The charges are part of a five-year investigation into public corruption and allegations of “pay to play” deals in the clubby world of Illinois politics. In addition to the charges related to Mr. Obama’s Senate seat, they include accusations that Mr. Blagojevich worked to gain benefits for himself, his family and his campaign fund in exchange for appointments to state boards and commissions.

The authorities recorded Mr. Blagojevich speaking with advisers, fundraisers, a spokesman and a deputy governor, using listening devices placed in his office, home telephone, and a conference room at the offices of a friend, prosecutors said.
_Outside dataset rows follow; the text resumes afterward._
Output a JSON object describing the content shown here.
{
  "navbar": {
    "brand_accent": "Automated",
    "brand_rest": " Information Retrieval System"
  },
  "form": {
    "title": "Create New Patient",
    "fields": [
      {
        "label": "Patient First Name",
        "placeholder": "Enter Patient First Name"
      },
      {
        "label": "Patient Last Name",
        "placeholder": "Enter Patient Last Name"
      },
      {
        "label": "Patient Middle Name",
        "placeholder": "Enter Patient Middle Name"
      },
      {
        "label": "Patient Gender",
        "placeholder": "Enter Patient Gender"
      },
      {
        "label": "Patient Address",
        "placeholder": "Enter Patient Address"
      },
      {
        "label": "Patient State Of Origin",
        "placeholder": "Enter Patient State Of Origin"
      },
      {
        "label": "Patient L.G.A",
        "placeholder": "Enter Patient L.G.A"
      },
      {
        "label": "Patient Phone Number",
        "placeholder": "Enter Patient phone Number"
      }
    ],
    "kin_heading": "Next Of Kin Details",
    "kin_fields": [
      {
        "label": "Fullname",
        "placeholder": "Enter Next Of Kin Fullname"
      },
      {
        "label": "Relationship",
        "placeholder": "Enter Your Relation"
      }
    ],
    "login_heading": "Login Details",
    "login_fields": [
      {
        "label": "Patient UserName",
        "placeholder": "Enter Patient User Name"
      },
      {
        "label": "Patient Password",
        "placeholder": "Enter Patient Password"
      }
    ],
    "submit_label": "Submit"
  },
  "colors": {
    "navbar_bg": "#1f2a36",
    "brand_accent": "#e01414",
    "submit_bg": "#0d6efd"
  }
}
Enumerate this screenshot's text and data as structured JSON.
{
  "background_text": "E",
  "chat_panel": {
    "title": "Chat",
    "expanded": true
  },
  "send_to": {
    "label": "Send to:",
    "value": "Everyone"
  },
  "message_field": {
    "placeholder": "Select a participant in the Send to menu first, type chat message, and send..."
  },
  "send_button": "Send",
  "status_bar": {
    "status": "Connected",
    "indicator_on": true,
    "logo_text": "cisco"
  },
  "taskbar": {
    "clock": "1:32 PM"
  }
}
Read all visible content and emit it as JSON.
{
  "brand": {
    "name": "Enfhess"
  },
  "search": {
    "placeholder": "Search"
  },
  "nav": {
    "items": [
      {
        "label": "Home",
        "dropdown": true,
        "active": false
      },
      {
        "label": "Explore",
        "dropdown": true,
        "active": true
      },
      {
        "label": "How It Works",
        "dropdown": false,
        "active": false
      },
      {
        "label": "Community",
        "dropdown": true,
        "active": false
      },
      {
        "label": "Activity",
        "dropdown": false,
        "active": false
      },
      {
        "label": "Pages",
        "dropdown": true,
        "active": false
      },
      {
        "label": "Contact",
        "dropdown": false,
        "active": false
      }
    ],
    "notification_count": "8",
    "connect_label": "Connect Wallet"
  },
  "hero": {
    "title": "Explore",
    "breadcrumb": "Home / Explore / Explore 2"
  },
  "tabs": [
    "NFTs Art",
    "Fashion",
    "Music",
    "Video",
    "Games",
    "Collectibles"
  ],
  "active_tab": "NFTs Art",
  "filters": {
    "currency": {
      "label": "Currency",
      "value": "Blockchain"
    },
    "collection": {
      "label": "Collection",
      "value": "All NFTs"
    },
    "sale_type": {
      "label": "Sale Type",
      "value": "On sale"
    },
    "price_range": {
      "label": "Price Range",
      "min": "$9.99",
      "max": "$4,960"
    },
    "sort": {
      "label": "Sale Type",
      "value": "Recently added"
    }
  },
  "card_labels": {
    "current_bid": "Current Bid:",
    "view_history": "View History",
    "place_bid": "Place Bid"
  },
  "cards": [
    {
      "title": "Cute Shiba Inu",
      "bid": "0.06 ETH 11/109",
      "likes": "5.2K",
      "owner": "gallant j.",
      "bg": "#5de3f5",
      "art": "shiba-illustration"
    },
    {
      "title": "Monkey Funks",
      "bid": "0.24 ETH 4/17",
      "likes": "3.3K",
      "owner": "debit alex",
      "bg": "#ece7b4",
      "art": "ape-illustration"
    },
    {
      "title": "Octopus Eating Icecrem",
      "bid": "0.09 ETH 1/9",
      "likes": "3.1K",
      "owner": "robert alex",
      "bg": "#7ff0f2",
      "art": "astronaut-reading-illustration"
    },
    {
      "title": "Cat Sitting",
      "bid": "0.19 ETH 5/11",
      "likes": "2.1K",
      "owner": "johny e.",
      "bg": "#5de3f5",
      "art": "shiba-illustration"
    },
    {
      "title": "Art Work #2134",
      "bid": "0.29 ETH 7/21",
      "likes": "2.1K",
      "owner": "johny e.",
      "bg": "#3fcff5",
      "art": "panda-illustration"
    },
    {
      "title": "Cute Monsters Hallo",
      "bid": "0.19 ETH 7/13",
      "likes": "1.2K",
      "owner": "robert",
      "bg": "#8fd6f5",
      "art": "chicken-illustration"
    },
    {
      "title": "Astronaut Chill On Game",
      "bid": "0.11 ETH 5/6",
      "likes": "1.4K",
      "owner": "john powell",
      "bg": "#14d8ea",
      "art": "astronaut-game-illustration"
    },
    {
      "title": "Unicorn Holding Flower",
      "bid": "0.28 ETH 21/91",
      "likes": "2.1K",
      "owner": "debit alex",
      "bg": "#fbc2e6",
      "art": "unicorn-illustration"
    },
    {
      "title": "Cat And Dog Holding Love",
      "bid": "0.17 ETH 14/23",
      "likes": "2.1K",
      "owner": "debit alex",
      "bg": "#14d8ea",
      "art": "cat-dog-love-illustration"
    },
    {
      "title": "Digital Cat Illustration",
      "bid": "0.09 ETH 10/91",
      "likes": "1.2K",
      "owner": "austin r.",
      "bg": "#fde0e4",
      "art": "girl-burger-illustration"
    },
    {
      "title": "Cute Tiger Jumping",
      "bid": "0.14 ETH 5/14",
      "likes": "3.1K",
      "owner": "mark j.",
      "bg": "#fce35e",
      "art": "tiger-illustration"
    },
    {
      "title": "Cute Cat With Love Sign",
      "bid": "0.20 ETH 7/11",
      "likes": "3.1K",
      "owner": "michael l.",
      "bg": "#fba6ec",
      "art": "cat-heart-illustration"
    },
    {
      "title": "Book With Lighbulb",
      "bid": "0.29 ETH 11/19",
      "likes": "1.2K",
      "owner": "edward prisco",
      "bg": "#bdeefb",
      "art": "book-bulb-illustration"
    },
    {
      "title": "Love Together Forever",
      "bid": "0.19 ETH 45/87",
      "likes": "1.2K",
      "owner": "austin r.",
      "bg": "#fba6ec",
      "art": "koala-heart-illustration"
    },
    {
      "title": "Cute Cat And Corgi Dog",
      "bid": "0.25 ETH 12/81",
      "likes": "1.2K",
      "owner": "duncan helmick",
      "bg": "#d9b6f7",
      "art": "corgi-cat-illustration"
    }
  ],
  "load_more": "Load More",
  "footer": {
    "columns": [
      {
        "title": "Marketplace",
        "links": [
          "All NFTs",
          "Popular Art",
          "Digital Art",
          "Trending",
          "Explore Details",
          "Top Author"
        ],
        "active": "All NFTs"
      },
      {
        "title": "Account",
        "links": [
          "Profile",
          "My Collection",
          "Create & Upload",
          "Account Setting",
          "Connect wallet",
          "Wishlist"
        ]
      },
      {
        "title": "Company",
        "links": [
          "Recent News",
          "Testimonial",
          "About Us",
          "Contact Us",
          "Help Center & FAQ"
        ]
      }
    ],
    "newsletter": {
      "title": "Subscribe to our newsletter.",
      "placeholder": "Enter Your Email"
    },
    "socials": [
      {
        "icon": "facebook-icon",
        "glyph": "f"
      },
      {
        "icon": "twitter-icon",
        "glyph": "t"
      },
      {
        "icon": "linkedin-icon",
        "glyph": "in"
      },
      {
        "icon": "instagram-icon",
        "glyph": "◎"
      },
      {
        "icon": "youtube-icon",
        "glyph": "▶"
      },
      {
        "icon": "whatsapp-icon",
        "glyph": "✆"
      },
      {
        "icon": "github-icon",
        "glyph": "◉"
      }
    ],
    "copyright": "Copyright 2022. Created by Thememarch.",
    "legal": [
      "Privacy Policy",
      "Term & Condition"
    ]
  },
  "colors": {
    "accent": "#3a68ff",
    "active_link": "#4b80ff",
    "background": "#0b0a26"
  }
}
Federal authorities said Mr. Blagojevich’s chief of staff, John Harris, was also named in the complaint. Both men are expected to appear in federal court for the first time later Tuesday.

At a news conference, Patrick Fitzgerald, the prosecutor, said that Mr. Blagojevich had gone on a “political corruption crime spree,” and that his actions had “taken us to a truly new low.”

“The conduct would make Lincoln roll over in his grave,” Mr. Fitzgerald said.

He added that the complaint “makes no allegations about the president-elect whatsoever.” In one passage of the complaint, Mr. Blagojevich is quoted cursing Mr. Obama in apparent frustration that “they’re not willing to give me anything except appreciation.”

Read the rest:
http://www.nytimes.com/2008/12/09/us/pol
itics/10Illinois.html?_r=1&hp